So Tilahun’s death and its connection to the revolution is not totally direct. People knew that the revolution would come, but not so soon. And there were a number of contributing factors. There was disenchantment by soldiers with the war in Eritrea and dissatisfaction with living conditions. There was also the oil crisis in 1973 and the subsequent fuel hike, which sparked taxi strikes. And there was a teachers’ strike that was also important — protesting against a new reform that was perceived as designed to make the education system keep poor students at lower levels of education.
But still, the revolution came quite abruptly and caught the ruling class and everyone else by surprise.
How do you see some of these legacies connected to the political situation in Ethiopia today?
I think the most enduring legacy of the student movement is the question of nationalities. After protracted debates, in 1971, the student movement almost completely rallied behind this principle of self-determination up to and including secession. And this was taken straight from the books of Stalin. Over time, this was adopted by all leftist parties.
However, subsequently EPRP and the All-Ethiopia Socialist Movement (MEISON) began to distance themselves from this principle because it was perceived as opening the gate for narrow nationalism. The split actually started in North America when some members of ESUNA — the Eritrean members in particular — felt that it was not sufficiently accommodating the Eritrean question, so they opted to establish their own organization. Shortly after, ESUNA came out with a piece that basically negated their previous stance about the question of nationalities.
The one organization that stuck with this principle up until the very end was the Tigray People’s Liberation Front (TPLF). It saw the national question as an effective tool for mobilizing the Tigrayan population behind it. When they finally seized state power as the Ethiopian People’s Revolutionary Democratic Front (EPRDF) in 1991, they incorporated this question of nationalities into the 1991 charter and then the constitution of 1994. That is how we came to have an ethnic federal system.
It’s hard to say what we are going through now. The current prime minister, Abiy Ahmed, appeared to represent a counter-discourse to the question of nationalities. He seemed to aspire to relieve the country of this burden that has really shackled Ethiopia for so many years and has had disastrous consequences. While the ruling party in Ethiopia, EPRDF, has in theory recognized the equality of nationalities, in fact it was controlling everything from the center. So self-determination was not really exercised.

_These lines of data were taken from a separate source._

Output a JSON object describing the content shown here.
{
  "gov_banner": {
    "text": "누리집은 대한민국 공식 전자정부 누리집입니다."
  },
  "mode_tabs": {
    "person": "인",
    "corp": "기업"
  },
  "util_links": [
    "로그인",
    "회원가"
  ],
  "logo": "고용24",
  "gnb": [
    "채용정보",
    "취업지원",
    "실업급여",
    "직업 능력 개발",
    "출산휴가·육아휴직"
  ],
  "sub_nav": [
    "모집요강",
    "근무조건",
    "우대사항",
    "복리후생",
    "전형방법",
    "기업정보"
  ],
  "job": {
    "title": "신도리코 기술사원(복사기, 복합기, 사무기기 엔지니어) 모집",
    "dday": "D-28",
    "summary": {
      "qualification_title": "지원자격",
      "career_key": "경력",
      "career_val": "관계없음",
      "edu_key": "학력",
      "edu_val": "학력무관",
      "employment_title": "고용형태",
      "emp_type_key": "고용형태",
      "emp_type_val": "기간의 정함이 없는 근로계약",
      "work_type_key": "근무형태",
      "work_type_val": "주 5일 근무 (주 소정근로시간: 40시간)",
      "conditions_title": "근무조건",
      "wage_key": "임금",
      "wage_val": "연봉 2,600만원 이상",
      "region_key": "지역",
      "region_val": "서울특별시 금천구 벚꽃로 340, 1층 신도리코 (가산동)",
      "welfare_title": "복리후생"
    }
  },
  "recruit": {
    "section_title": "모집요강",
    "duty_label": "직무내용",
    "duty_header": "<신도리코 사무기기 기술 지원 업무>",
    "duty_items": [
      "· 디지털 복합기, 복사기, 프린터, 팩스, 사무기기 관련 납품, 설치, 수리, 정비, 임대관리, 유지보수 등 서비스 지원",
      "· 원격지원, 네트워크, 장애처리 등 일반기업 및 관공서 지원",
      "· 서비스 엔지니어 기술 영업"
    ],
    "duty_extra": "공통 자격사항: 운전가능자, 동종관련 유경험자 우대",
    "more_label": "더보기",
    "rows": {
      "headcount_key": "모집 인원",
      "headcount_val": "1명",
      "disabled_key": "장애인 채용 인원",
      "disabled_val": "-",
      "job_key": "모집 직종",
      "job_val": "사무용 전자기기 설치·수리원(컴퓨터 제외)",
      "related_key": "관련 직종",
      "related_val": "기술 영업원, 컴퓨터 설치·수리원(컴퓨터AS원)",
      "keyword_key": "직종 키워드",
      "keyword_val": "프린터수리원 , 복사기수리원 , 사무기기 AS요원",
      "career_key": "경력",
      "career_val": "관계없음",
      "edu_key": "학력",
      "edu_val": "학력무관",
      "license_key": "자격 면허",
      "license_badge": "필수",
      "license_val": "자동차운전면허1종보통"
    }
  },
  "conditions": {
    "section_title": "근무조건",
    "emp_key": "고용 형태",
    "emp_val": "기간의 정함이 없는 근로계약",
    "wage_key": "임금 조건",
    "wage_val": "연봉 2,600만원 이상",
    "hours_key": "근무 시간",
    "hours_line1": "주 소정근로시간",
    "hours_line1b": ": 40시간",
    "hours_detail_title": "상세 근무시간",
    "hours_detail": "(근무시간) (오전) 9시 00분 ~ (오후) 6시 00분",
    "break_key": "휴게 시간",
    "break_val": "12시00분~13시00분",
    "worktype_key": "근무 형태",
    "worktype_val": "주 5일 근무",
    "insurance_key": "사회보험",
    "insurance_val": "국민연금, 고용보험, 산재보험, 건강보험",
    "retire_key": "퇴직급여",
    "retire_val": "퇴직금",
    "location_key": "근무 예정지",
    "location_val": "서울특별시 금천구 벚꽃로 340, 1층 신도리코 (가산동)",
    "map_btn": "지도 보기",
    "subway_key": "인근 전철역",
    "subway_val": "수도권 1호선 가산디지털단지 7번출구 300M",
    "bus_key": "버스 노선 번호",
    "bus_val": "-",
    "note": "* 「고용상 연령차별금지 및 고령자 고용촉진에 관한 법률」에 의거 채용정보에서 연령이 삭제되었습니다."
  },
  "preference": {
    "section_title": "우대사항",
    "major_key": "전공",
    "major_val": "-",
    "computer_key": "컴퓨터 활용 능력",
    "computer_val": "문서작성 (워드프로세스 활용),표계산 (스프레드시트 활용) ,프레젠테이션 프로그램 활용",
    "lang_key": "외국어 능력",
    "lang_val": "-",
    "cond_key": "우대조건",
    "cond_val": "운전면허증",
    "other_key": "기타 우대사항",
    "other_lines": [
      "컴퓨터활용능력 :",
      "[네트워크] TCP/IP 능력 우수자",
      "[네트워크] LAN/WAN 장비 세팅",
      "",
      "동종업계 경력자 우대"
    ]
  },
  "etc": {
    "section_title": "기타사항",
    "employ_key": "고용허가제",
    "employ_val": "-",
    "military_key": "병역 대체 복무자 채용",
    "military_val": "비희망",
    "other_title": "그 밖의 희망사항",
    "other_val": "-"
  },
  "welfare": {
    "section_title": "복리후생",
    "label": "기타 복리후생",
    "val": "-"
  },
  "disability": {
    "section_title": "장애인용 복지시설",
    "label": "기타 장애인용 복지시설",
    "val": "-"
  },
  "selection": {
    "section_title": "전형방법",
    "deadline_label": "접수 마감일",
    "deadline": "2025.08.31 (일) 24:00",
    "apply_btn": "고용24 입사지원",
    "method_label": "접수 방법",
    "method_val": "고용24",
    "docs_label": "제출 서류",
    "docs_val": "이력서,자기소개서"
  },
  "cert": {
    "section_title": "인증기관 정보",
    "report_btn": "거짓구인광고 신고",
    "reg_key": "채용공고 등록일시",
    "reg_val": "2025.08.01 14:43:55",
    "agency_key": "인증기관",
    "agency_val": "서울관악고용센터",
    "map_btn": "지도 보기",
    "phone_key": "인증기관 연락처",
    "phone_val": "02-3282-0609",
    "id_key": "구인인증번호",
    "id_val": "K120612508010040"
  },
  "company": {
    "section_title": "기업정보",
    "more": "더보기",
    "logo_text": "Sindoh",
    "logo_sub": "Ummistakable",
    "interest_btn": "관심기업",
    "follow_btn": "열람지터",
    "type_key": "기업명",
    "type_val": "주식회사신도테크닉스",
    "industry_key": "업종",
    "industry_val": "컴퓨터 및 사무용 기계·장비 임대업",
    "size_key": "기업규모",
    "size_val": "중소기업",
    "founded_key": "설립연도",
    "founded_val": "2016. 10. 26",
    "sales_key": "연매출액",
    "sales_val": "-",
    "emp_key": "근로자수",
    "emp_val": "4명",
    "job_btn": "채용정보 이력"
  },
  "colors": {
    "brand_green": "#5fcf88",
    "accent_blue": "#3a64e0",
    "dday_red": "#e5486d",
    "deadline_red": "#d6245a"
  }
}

Now we are seeing everything sort of running amok. Everyone wants to be the master of their land. And ethnicity and nationality have become more important than the country. So hopefully we are going through the last motions of this exercise. Or worse may be yet to come.
What is student activism like today?
Students are so fragmented along ethnic lines they cannot even mobilize for a common cause. The last serious student activism was in 2003, and it resulted in the flight of some of the activists. Nowadays, everyone is in their own ethnic shell. This is completely different from the situation in the 1960s. Right now, it’s difficult to have a pan-Ethiopian organization.
In terms of the decline of militancy as well, I think there were two major turning points. After the Red Terror, there was complete passivity. And then, on the eve of the 2005 elections, there was euphoria, and soon after a mass clampdown. This was a major setback.
The major problem right now is that there is so much fragmentation along ethnic lines. And this makes it exceedingly difficult to organize students for a common cause.